Rachel Stewart, M.Ed., Director, Connecticut College, New London, CT
Taylan Stulting, MA, MSW Student, Simmons College, The Bronx, NY
Andrew Rizzo, MS, PhD Student, University of New Hampshire, Durham, Durham, NH
Lee Cherry, MPH, CHES, Deputy Equity Officer for Administration, Intake, and Support, Berklee College of Music, Boston, MA
Background: Alcohol is involved in most incidents of campus sexual assault (CSA; Krebs et al., 2009). Lesbian, gay, bisexual, transgender, and queer (LGBTQ+) students, especially bisexual women students and transgender students, are at higher risk of both sexual assault victimization and substance abuse than their cisgender, heterosexual peers (Ford & Solo-Marquez, 2016; Griner et al., 2017; Walters et al., 2013). However, they also feel left out of current sexuality education and CSA prevention efforts (Hobaica & Kwon, 2017). Findings emerged from qualitative study on addressing alcohol’s role in campus sexual assault that provide specific insights from campus-based sexual assault prevention educators on limitations to existing prevention programming and strategies for centering LGBTQ+ students in CSA and alcohol abuse prevention efforts.

Methods: The current study focuses on LGBTQ+-specific findings from a larger critical feminist community-based participatory action study (Authors et al., 2018; Fawcett & Hearn, 2004; Lykes & Hershberg, 2012). This study was conducted alongside Campus Advocacy and Prevention Professionals Association that consists of members who provide survivor advocates services and prevention educators working on or closely with college and universities to address CSA. Twenty-three participants were recruited from the CAPPA listerv and interviewed using a semi-structured interview guide. Interviews were recorded, transcribed verbatim, and independently coded by two researchers using an iterative content analysis approach facilitated by Atlas.ti. This process also involved reflexivity-centered debriefing, negative case analysis, constant comparison procedures, and memoing. The four researchers on the study team then engaged three practitioner co-authors due to their expertise in CSA prevention and LGBTQ+ issues.

Results: Prevention educators shared several limitations to existing efforts to address alcohol’s role in campus sexual assault that point to the importance of centering LGBTQ+ college and university students. Themes of those limitations included (1) hetero-cisnormativity; (2) stigmatization; and (3) representation.

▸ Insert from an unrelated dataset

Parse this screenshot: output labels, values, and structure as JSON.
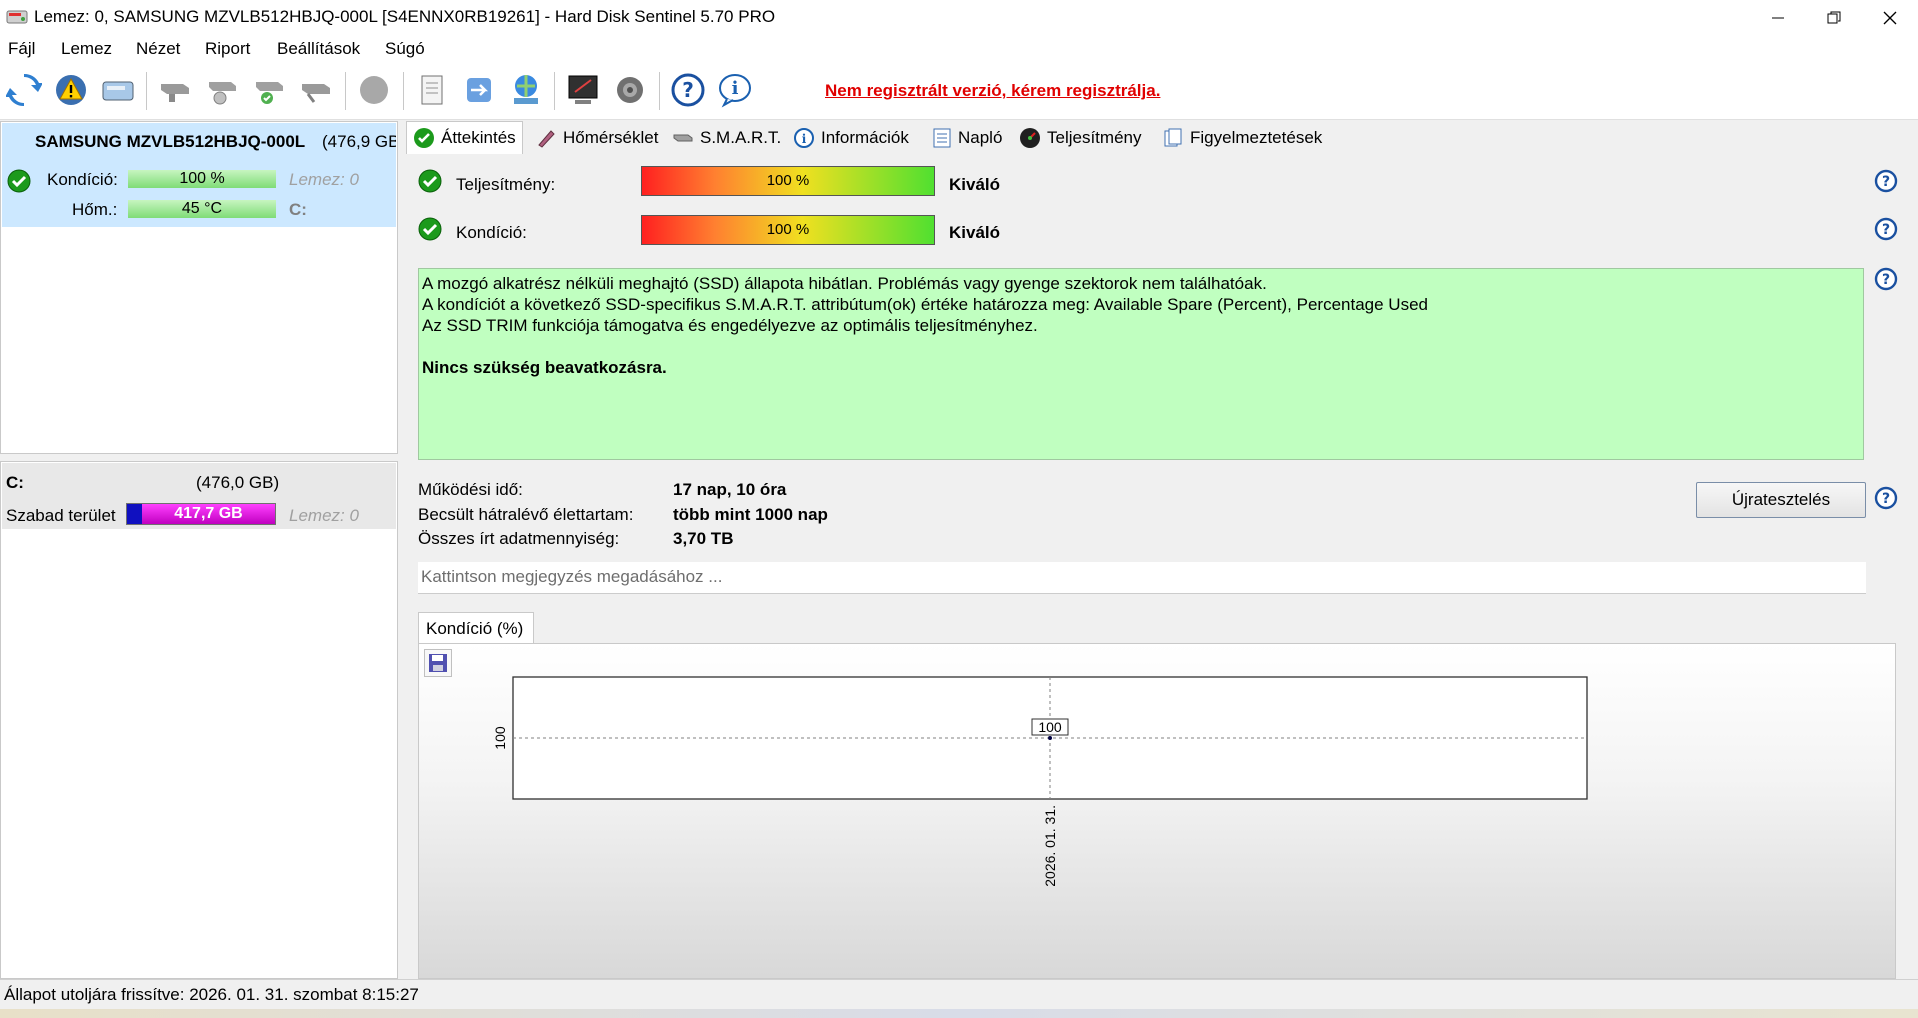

Subthemes that emerged were (1) cisnormative substance abuse prevention materials; (2) assumptions about masculinity and drinking; (3) stigma associated with using LGBTQ+-focused dating apps; (4) trepidation about entering LGBTQ+ spaces; (5) lack of LGBTQ+ representation in prevention programs; (6) lack of LGBTQ+ representation in media; and (7) tokenization of students holding multiple minoritized identities.

Conclusions and Implications: CSA and alcohol abuse prevention efforts should include both through targeted interventions for LGBTQ+ students and more LGBTQ+-affirming universal prevention efforts that center discussions of power, privilege, and oppression. Partnerships between CSA prevention educators, leaders of LGBTQ+ centers and spaces on and off campus, and LGBTQ+-focused media-makers would help to achieve these goals. Capacity building on LGBTQ+ issues for CSA prevention educators is also needed. Further implications for research, practice, and policy will be discussed.